Written statement to Parliament
Direct entry to the police
This was published under the 2010 to 2015 Conservative and Liberal Democrat coalition government
This written ministerial statement was laid in the House of Commons on 14 October 2013 by Damian Green, and in the House of Lords by Lord Taylor of Holbeach
Minister of State for Policing and Criminal Justice (Damian Green):
On 30 January 2013 I issued a written statement to the House confirming the commencement of a consultation exercise seeking views on how proposals for direct entry in the police, as set out in the Independent Review of Police Officer and Staff Remuneration and Condition carried out by Tom Winsor, should be implemented. The proposals included a three year fast track to inspector scheme, direct entry at superintendent and direct entry at chief constable for those who have equivalent experience from overseas.
The consultation exercise closed on 28 March and 929 responses were received. Issues such as equality, opportunities for existing officers, flexibility for annual cohort numbers, and the skills needed for policing were raised. A proportion of respondents were opposed to the direct entry schemes in principle. These respondents valued policing experience as the principal foundation for all police leaders.
The government has today published its response to the consultation, a copy of which will be placed in the house library. The response makes clear that the government remains committed to implementing fast track and direct entry schemes as they offer an opportunity to attract the best talent to the police, bringing in new skills and ideas from other professions.
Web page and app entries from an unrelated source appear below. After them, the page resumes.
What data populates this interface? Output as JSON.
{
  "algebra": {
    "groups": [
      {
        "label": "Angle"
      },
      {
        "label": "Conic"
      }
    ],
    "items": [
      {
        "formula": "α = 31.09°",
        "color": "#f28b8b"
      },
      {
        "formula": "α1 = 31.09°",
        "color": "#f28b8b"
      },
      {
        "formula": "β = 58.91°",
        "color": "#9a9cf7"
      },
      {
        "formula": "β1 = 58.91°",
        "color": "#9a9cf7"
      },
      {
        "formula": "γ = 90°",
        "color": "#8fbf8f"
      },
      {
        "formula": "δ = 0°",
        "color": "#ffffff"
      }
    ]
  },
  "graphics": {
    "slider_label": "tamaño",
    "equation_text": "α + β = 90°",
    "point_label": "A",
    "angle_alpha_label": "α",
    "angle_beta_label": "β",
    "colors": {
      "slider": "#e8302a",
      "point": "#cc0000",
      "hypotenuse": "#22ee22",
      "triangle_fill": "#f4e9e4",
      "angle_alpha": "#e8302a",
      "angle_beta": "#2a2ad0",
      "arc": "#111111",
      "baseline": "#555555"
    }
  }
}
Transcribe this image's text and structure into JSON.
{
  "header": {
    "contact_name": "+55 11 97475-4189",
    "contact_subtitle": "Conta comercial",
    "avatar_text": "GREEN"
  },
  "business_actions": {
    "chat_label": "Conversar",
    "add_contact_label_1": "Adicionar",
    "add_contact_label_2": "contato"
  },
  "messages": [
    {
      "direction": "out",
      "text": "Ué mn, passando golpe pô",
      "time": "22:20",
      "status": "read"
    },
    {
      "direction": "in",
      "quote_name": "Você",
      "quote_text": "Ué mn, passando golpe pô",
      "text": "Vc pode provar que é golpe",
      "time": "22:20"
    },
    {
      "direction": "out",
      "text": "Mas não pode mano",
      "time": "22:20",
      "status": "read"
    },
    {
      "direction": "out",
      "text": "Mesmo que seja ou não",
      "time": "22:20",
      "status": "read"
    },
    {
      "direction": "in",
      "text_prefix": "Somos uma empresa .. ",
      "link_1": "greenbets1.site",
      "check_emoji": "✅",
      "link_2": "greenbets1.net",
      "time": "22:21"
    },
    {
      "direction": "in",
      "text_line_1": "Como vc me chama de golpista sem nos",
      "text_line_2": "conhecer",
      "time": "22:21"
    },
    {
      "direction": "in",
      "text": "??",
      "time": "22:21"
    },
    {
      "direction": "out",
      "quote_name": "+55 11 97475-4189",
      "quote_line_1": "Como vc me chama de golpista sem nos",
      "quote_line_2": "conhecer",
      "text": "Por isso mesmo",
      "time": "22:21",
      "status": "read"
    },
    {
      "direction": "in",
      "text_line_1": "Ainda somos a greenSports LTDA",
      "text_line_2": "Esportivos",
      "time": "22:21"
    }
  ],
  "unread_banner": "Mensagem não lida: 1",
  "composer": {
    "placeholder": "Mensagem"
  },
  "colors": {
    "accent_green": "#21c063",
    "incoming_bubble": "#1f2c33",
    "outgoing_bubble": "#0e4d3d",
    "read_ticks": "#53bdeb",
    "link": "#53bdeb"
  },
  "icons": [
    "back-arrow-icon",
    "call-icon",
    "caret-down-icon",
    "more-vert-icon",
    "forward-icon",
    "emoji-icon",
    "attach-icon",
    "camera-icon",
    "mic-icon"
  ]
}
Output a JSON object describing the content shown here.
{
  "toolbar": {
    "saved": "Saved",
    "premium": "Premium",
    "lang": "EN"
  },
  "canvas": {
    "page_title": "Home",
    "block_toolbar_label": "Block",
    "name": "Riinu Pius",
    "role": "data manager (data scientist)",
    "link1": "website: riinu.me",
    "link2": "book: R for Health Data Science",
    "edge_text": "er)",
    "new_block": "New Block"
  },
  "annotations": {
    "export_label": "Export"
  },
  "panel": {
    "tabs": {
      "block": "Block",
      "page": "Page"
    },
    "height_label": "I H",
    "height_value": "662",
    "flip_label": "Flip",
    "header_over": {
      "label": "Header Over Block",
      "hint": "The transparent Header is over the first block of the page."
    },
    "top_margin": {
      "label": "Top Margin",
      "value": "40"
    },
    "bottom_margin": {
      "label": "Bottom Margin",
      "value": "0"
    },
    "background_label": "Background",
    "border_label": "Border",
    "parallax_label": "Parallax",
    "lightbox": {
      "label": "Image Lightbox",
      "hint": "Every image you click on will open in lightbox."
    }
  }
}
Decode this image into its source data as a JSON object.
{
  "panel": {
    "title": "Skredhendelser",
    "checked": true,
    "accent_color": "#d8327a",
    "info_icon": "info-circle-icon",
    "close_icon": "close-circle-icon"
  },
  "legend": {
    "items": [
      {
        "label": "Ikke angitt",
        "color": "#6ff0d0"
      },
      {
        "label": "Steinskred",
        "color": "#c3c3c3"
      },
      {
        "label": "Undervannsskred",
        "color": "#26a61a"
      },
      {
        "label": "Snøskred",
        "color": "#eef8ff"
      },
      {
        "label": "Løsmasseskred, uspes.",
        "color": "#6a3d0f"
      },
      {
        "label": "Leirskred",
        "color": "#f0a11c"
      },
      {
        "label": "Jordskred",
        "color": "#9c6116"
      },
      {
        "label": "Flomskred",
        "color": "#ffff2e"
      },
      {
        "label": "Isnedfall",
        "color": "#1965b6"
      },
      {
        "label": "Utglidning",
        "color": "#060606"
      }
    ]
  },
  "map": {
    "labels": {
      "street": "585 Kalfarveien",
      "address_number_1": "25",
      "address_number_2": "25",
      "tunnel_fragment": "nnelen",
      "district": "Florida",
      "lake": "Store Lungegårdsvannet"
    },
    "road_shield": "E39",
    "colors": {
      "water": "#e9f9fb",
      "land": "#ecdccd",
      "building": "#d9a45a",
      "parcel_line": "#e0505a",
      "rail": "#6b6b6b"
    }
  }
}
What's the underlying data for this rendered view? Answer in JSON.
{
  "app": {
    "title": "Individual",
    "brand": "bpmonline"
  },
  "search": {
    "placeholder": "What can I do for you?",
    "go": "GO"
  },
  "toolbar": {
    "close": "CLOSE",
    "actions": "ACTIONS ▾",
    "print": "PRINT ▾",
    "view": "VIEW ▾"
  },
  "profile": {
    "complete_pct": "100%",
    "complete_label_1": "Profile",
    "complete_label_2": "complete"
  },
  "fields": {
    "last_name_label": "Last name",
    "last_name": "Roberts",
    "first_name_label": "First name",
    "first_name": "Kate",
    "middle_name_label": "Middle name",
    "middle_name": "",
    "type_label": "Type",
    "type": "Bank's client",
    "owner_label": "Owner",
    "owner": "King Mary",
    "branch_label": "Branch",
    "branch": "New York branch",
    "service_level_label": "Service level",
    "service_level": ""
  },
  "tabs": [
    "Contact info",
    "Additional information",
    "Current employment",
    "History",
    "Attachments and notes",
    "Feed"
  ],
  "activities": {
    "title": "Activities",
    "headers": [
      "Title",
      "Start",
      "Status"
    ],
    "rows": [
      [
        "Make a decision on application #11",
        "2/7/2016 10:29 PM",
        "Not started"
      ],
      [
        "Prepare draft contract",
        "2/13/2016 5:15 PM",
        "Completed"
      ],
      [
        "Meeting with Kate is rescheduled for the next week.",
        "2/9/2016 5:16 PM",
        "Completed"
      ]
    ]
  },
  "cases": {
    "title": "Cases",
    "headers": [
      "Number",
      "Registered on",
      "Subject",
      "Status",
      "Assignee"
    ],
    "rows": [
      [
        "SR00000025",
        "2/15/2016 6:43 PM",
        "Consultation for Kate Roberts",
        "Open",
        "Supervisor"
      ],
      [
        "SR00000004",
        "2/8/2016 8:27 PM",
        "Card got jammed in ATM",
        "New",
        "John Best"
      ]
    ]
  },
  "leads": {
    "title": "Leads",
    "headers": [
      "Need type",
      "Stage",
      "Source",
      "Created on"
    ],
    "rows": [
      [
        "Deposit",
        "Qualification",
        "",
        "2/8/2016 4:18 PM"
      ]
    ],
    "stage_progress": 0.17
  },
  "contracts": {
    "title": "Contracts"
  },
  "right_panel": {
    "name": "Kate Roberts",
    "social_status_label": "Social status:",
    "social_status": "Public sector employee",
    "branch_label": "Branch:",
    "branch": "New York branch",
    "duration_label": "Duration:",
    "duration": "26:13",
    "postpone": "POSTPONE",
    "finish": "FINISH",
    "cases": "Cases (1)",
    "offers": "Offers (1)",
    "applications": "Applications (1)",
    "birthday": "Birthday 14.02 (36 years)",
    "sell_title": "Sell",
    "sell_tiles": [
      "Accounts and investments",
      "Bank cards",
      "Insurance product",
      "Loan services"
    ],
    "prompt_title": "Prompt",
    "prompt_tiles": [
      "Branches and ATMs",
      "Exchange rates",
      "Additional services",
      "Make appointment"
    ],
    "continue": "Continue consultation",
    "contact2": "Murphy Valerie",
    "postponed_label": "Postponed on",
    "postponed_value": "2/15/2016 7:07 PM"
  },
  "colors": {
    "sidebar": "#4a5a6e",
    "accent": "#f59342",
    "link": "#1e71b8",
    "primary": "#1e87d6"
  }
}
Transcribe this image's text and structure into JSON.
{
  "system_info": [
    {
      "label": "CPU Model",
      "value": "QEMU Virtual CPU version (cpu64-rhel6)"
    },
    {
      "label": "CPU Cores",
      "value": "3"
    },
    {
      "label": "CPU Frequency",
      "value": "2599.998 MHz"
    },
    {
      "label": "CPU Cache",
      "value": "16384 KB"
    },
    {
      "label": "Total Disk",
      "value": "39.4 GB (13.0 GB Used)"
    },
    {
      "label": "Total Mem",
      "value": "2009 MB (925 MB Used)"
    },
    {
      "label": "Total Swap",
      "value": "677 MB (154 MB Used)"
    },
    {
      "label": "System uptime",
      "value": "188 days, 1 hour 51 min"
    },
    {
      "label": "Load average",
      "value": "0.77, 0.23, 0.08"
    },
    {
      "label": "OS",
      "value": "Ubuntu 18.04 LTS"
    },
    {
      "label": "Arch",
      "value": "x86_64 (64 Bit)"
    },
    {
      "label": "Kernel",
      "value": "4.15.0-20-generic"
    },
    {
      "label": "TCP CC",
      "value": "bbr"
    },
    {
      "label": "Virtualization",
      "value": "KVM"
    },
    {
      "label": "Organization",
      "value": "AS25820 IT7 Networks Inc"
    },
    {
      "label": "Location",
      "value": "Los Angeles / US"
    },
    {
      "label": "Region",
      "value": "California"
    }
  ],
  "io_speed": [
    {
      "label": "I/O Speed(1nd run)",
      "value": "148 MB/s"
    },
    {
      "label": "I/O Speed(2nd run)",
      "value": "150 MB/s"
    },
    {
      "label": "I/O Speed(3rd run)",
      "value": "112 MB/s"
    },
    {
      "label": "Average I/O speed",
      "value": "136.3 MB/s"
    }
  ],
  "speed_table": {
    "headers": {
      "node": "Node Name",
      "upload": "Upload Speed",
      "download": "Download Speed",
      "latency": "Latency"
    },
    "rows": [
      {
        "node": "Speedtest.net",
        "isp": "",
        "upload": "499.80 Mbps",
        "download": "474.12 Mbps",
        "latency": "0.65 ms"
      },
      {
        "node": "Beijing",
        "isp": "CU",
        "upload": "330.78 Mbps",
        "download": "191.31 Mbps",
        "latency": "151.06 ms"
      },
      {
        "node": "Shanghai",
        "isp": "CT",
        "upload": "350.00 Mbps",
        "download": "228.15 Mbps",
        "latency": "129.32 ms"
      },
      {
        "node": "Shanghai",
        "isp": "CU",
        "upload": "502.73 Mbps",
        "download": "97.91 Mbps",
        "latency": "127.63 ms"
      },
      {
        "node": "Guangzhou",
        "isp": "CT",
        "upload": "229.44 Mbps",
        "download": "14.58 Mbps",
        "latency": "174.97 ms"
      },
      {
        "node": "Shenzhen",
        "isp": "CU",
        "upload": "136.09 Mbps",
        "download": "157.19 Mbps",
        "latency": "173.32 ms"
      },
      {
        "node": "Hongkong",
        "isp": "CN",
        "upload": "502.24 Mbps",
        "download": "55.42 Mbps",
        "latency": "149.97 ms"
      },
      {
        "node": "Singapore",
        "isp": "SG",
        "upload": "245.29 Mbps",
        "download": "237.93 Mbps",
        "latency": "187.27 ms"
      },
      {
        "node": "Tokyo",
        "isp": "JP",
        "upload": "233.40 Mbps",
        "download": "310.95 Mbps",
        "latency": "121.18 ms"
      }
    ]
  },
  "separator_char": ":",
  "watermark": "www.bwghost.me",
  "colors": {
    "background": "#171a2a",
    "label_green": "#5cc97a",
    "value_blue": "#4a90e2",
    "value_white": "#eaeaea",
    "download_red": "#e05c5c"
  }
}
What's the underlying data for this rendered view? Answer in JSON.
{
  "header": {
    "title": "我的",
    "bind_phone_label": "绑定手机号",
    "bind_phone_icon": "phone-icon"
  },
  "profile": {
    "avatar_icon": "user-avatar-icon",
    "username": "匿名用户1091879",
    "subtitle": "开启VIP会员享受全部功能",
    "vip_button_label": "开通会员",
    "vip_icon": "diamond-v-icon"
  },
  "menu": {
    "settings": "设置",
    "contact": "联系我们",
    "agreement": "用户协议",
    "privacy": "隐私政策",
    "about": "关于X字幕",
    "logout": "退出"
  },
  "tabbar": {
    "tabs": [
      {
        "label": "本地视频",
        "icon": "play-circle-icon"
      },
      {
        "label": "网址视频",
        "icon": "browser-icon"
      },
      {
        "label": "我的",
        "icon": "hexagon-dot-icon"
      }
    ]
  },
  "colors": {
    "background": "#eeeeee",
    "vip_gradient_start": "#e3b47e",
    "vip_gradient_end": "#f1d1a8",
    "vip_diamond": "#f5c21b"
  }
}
It also sets out the government’s position whereby: cohort sizes should be flexible to reflect the changing needs of forces. We believe there should be in the region of 80 places on each annual cohort for the inspectors’ scheme, in line with recommendations made by Tom Winsor. We believe the superintendents’ scheme should develop so that there at least 20 places on each annual cohort.
The government also thinks that external applicants to the inspectors’ scheme should have a degree but this requirement will not be part of the eligibility criteria for existing officers, including those serving in the special constabulary, providing alternative routes onto the scheme.
PCCs should have the ability to choose their chief constable not only from the senior ranks in the United Kingdom, but also from other countries with a similar legal framework and policing model to ours. This will enable PCCs to choose the very best person for the job.
The government included a provision in the Anti-social Behaviour, Crime and Policing Bill which seeks to enable direct entry at the rank of chief constable for those with equivalent experience from overseas.
I have commissioned the college of policing to implement the direct entry schemes. The government’s response to the consultation makes clear that it is right that the college of policing, rather than those in Whitehall, should lead on the design on the new schemes. The college of policing has the remit to set standards and support the professional development of police officers and staff and the necessary expertise to implement the schemes.
The first cohorts are expected to start in 2014. As part of its evidence based approach to policing, the college will evaluate the implementation of direct entry after five years and submit a report to the government.